Chichester’s Artistic Director Daniel Evans has given the show a modern sensibility, rewarding and amplifying the serious anti-racist messages of the original, and adding a more subtle statement on the continuing life and culture of the people who find themselves hosting, uninvited, someone else’s war.

The love story between Ensign Nellie Forbush (Gina Beck) and French planter Emile de Becque (Julian Ovenden) powers the story, supported by a second love story between Liat and Lieutenant Joseph Cable (Rob Houchen). Love is interspersed with the comedic character Seabee Luther Billis (Dougie McMeekin) a back-room opportunist with a heart. Think Sgt Bilko, if you’re old enough. This is all set within the navy macho culture, which has not been entirely modernised.

The ensemble singing on There is Nothing Like a Dame is beautifully controlled, the macho contained. But even with such clever direction, it’s impossible not to think of Morecambe and Wise (again, if you’re old enough).

The fact that Nellie Forbush is such an all-American, can-do force for good, makes the discovery of her racism all the more shocking, for the audience and for the character. She argues that her views are natural, a part of her. Cable’s passionate refutation, You’ve Got To Be Carefully Taught, is stunning. Rogers and Hammerstein were encouraged to drop this from the show but refused – taking South Pacific to a higher level than most musicals, and ensuring its relevance 73 years later.

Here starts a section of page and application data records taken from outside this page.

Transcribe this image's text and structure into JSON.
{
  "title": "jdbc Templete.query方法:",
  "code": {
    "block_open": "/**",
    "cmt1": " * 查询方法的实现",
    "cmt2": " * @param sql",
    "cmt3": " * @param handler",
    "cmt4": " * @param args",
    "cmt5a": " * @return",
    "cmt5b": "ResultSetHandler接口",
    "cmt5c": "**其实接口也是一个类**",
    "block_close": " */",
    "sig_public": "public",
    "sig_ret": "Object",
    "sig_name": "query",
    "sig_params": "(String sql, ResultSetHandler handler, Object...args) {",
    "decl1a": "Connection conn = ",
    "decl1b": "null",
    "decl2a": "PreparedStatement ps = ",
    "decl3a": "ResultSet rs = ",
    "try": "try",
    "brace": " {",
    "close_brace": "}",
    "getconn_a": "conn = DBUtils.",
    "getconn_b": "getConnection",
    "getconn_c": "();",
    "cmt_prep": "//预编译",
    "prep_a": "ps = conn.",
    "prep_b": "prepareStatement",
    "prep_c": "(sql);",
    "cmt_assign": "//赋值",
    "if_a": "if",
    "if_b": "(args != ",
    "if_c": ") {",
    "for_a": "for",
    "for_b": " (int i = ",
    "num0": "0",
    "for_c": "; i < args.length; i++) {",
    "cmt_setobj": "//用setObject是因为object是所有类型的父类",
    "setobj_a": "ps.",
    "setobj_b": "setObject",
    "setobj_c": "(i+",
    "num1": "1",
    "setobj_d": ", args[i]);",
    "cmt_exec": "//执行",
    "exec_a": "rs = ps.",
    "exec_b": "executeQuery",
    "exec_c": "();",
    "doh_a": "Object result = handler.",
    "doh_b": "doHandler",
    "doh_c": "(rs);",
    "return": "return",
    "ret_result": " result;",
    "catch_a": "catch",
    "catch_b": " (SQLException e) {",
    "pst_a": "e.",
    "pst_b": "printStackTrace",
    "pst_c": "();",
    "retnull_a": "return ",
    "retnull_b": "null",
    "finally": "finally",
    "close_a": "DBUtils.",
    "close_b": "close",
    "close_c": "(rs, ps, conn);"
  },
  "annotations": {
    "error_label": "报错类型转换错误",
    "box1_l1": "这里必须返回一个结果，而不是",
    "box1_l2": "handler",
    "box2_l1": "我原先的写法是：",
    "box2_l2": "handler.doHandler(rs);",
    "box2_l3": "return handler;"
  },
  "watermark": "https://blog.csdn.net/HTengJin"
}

With songs of this quality and familiarity, there’s a danger they will overtake all, reducing the evening to a songbook. It’s almost impossible to avoid when Act 1 follows I’m Gonna Wash That Man Right Out Of My Hair with Some Enchanted Evening and I’m In Love With a Wonderful Guy.

But the production moves on, and upwards. The show has stars: Ovenden and Beck, superb in the lead roles, are not alone. The set design and costumes sustain movement in a musical with very few dance numbers. Direction is sharp and the orchestra outstanding.

Everyone involved with this production delivers an outstanding evening.

Impressively, on the hottest Manchester day ever, even the air-conditioning was at its best.


Info and tickets here